* _REQUIRED WORK_
Return only those lines of the records below in which "this" appears.

[Excerpts from an interface dataset]
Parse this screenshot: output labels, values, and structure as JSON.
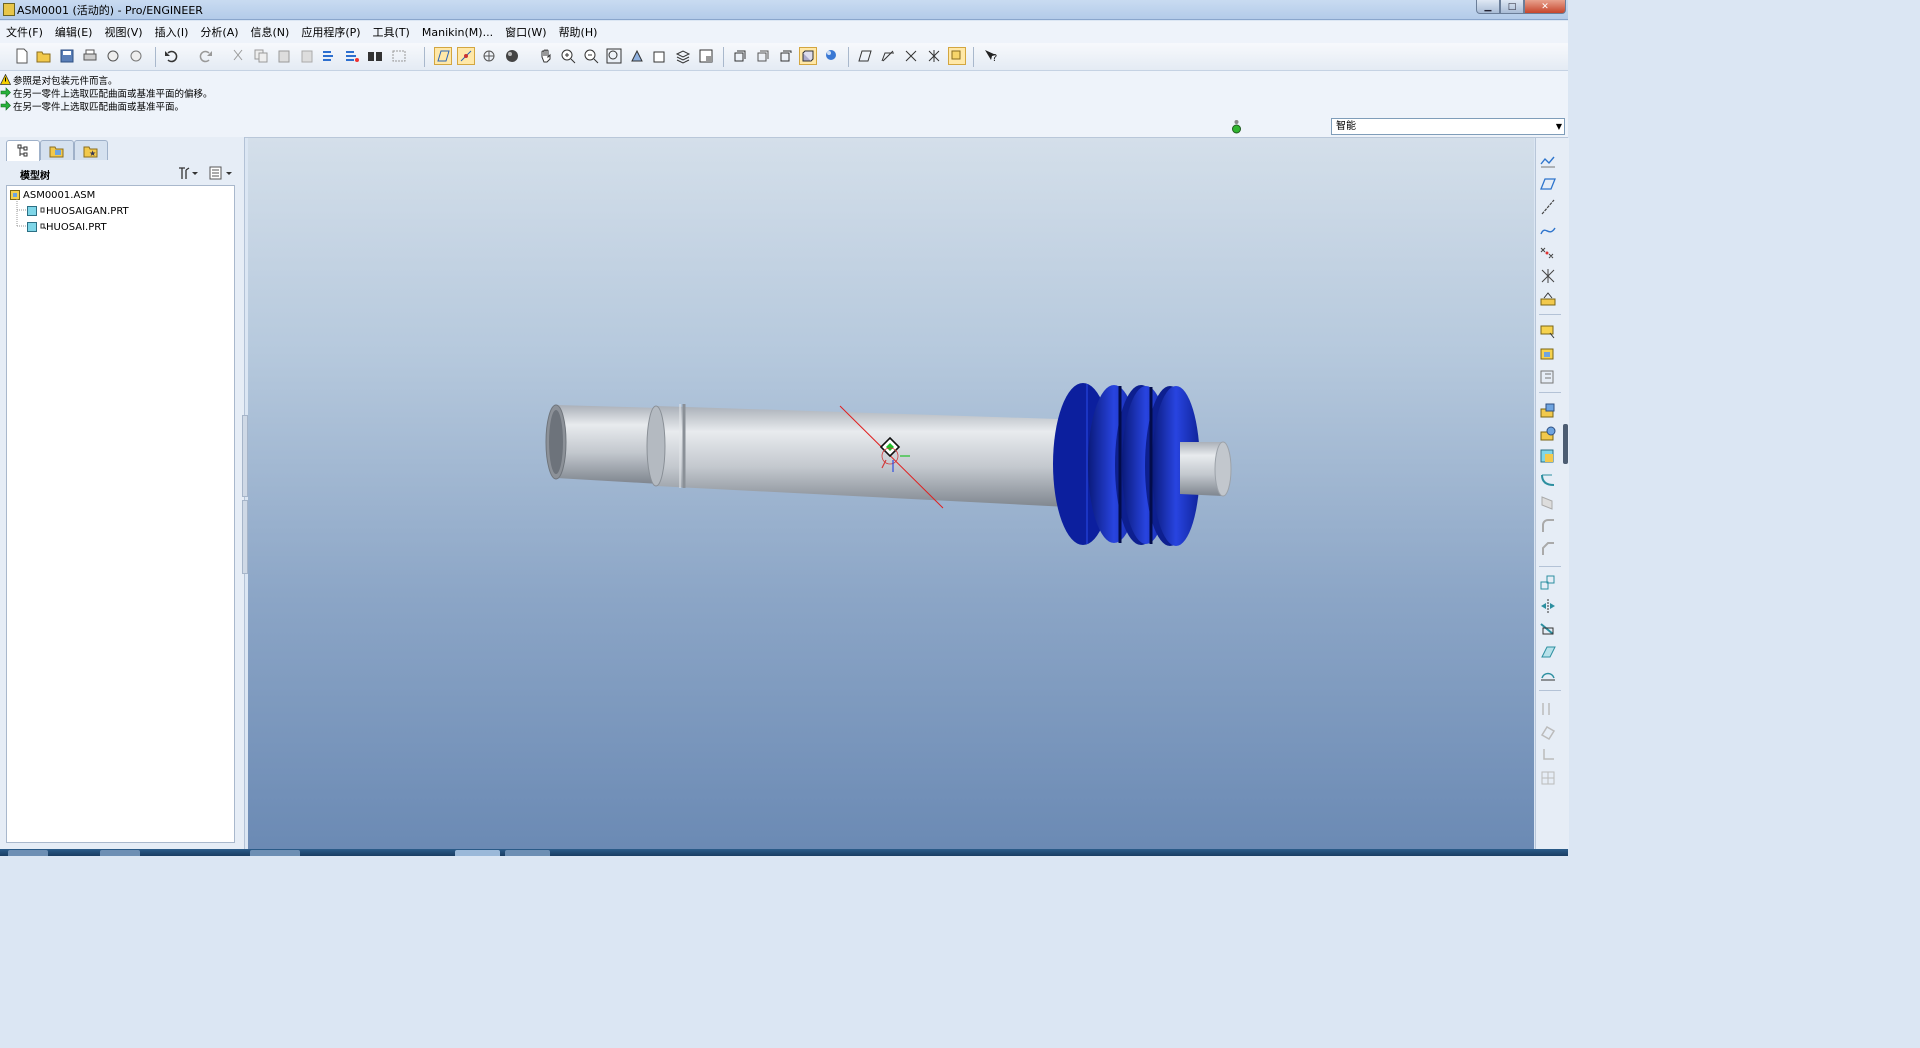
{
  "window": {
    "title": "ASM0001 (活动的) - Pro/ENGINEER",
    "min_glyph": "▁",
    "max_glyph": "□",
    "close_glyph": "✕"
  },
  "menu": {
    "items": [
      "文件(F)",
      "编辑(E)",
      "视图(V)",
      "插入(I)",
      "分析(A)",
      "信息(N)",
      "应用程序(P)",
      "工具(T)",
      "Manikin(M)...",
      "窗口(W)",
      "帮助(H)"
    ]
  },
  "messages": [
    {
      "icon": "warning-icon",
      "text": "参照是对包装元件而言。"
    },
    {
      "icon": "arrow-right-icon",
      "text": "在另一零件上选取匹配曲面或基准平面的偏移。"
    },
    {
      "icon": "arrow-right-icon",
      "text": "在另一零件上选取匹配曲面或基准平面。"
    }
  ],
  "filter": {
    "selected": "智能"
  },
  "model_tree": {
    "label": "模型树",
    "root": "ASM0001.ASM",
    "children": [
      "HUOSAIGAN.PRT",
      "HUOSAI.PRT"
    ]
  },
  "colors": {
    "shaft": "#c8cdd3",
    "piston": "#1a2fd0",
    "background_top": "#d4dfea",
    "background_bottom": "#6b8ab4"
  }
}
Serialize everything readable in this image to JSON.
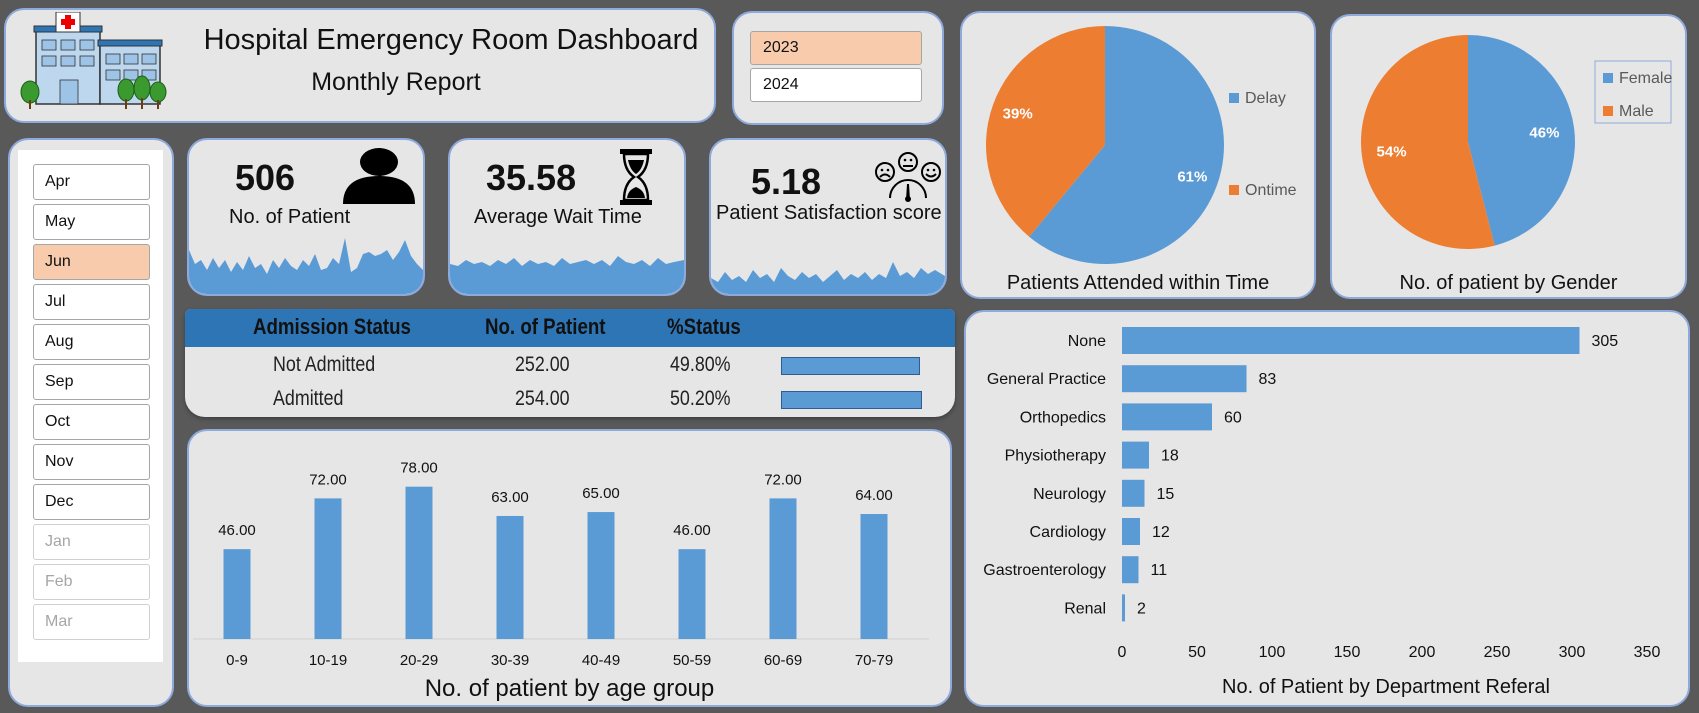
{
  "header": {
    "title": "Hospital Emergency Room Dashboard",
    "subtitle": "Monthly Report"
  },
  "years": [
    {
      "label": "2023",
      "selected": true
    },
    {
      "label": "2024",
      "selected": false
    }
  ],
  "months": [
    {
      "label": "Apr",
      "state": "normal"
    },
    {
      "label": "May",
      "state": "normal"
    },
    {
      "label": "Jun",
      "state": "selected"
    },
    {
      "label": "Jul",
      "state": "normal"
    },
    {
      "label": "Aug",
      "state": "normal"
    },
    {
      "label": "Sep",
      "state": "normal"
    },
    {
      "label": "Oct",
      "state": "normal"
    },
    {
      "label": "Nov",
      "state": "normal"
    },
    {
      "label": "Dec",
      "state": "normal"
    },
    {
      "label": "Jan",
      "state": "dim"
    },
    {
      "label": "Feb",
      "state": "dim"
    },
    {
      "label": "Mar",
      "state": "dim"
    }
  ],
  "kpis": {
    "patients": {
      "value": "506",
      "label": "No. of Patient",
      "icon": "person-icon"
    },
    "wait": {
      "value": "35.58",
      "label": "Average Wait Time",
      "icon": "hourglass-icon"
    },
    "satisfaction": {
      "value": "5.18",
      "label": "Patient Satisfaction score",
      "icon": "satisfaction-meter-icon"
    }
  },
  "admission": {
    "headers": [
      "Admission Status",
      "No. of  Patient",
      "%Status"
    ],
    "rows": [
      {
        "status": "Not Admitted",
        "count": "252.00",
        "pct": "49.80%",
        "pct_value": 49.8
      },
      {
        "status": "Admitted",
        "count": "254.00",
        "pct": "50.20%",
        "pct_value": 50.2
      }
    ]
  },
  "colors": {
    "blue": "#5b9bd5",
    "orange": "#ed7d31",
    "selected": "#f8cbad",
    "header_blue": "#2e75b6"
  },
  "chart_data": [
    {
      "type": "pie",
      "title": "Patients Attended within Time",
      "labels": [
        "Delay",
        "Ontime"
      ],
      "values": [
        61,
        39
      ],
      "value_labels": [
        "61%",
        "39%"
      ],
      "legend": "right"
    },
    {
      "type": "pie",
      "title": "No. of patient by Gender",
      "labels": [
        "Female",
        "Male"
      ],
      "values": [
        46,
        54
      ],
      "value_labels": [
        "46%",
        "54%"
      ],
      "legend": "top-right"
    },
    {
      "type": "bar",
      "title": "No. of patient by age group",
      "categories": [
        "0-9",
        "10-19",
        "20-29",
        "30-39",
        "40-49",
        "50-59",
        "60-69",
        "70-79"
      ],
      "values": [
        46,
        72,
        78,
        63,
        65,
        46,
        72,
        64
      ],
      "value_labels": [
        "46.00",
        "72.00",
        "78.00",
        "63.00",
        "65.00",
        "46.00",
        "72.00",
        "64.00"
      ],
      "ylim": [
        0,
        85
      ]
    },
    {
      "type": "bar",
      "orientation": "horizontal",
      "title": "No. of Patient by Department Referal",
      "categories": [
        "None",
        "General Practice",
        "Orthopedics",
        "Physiotherapy",
        "Neurology",
        "Cardiology",
        "Gastroenterology",
        "Renal"
      ],
      "values": [
        305,
        83,
        60,
        18,
        15,
        12,
        11,
        2
      ],
      "xlim": [
        0,
        350
      ],
      "xticks": [
        "0",
        "50",
        "100",
        "150",
        "200",
        "250",
        "300",
        "350"
      ]
    }
  ]
}
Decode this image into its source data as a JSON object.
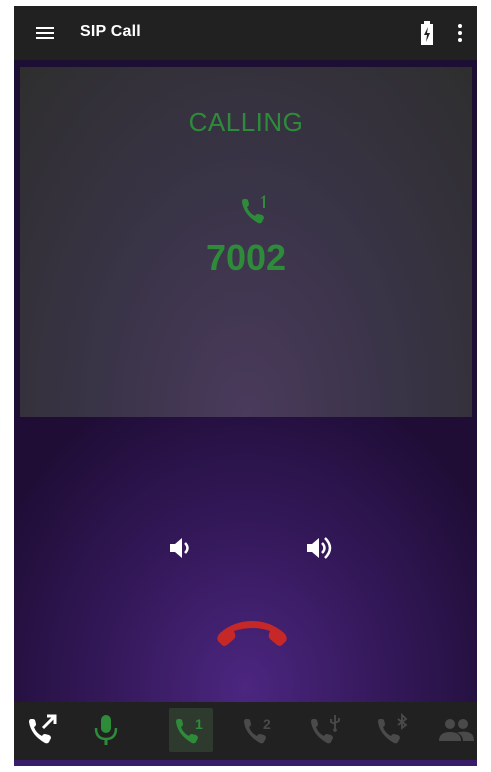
{
  "app_bar": {
    "title": "SIP Call"
  },
  "call": {
    "state": "CALLING",
    "number": "7002",
    "active_line": 1
  },
  "bottom_bar": {
    "buttons": [
      {
        "name": "transfer",
        "icon": "call-transfer-icon",
        "state": "enabled"
      },
      {
        "name": "mute",
        "icon": "microphone-icon",
        "state": "active"
      },
      {
        "name": "line-1",
        "icon": "phone-line-1-icon",
        "state": "selected",
        "label": "1"
      },
      {
        "name": "line-2",
        "icon": "phone-line-2-icon",
        "state": "disabled",
        "label": "2"
      },
      {
        "name": "usb-line",
        "icon": "phone-usb-icon",
        "state": "disabled"
      },
      {
        "name": "bluetooth-line",
        "icon": "phone-bluetooth-icon",
        "state": "disabled"
      },
      {
        "name": "conference",
        "icon": "group-icon",
        "state": "disabled"
      }
    ]
  },
  "colors": {
    "app_bar": "#212121",
    "calling_green": "#2e8b3a",
    "hangup_red": "#c62828",
    "disabled_icon": "#4a4a4a"
  }
}
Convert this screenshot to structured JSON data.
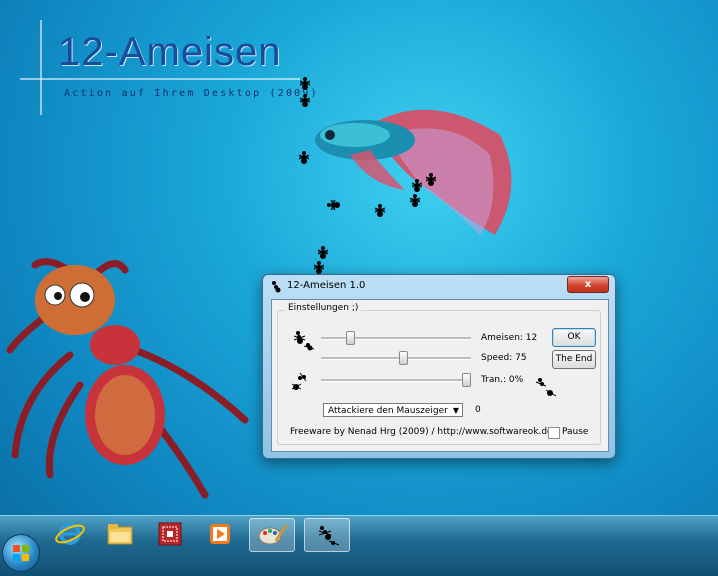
{
  "desktop": {
    "banner_title": "12-Ameisen",
    "banner_subtitle": "Action auf Ihrem Desktop (2009)"
  },
  "dialog": {
    "title": "12-Ameisen 1.0",
    "close_label": "x",
    "group_label": "Einstellungen ;)",
    "sliders": [
      {
        "label": "Ameisen: 12",
        "level": 0.18
      },
      {
        "label": "Speed: 75",
        "level": 0.55
      },
      {
        "label": "Tran.: 0%",
        "level": 1.0
      }
    ],
    "ok_label": "OK",
    "end_label": "The End",
    "mode_select": "Attackiere den Mauszeiger",
    "mode_value": "0",
    "footer": "Freeware by Nenad Hrg (2009) / http://www.softwareok.de/",
    "pause_label": "Pause"
  },
  "taskbar": {
    "items": [
      "internet-explorer-icon",
      "file-explorer-icon",
      "app-icon",
      "media-player-icon",
      "paint-icon",
      "ants-icon"
    ]
  }
}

* _YOUR SOLUTION_
Parse this screenshot: output labels, values, and structure as JSON.
Serialize everything readable in this image to JSON.
Decode this image into its source data as a JSON object.
Convert this screenshot to structured JSON data.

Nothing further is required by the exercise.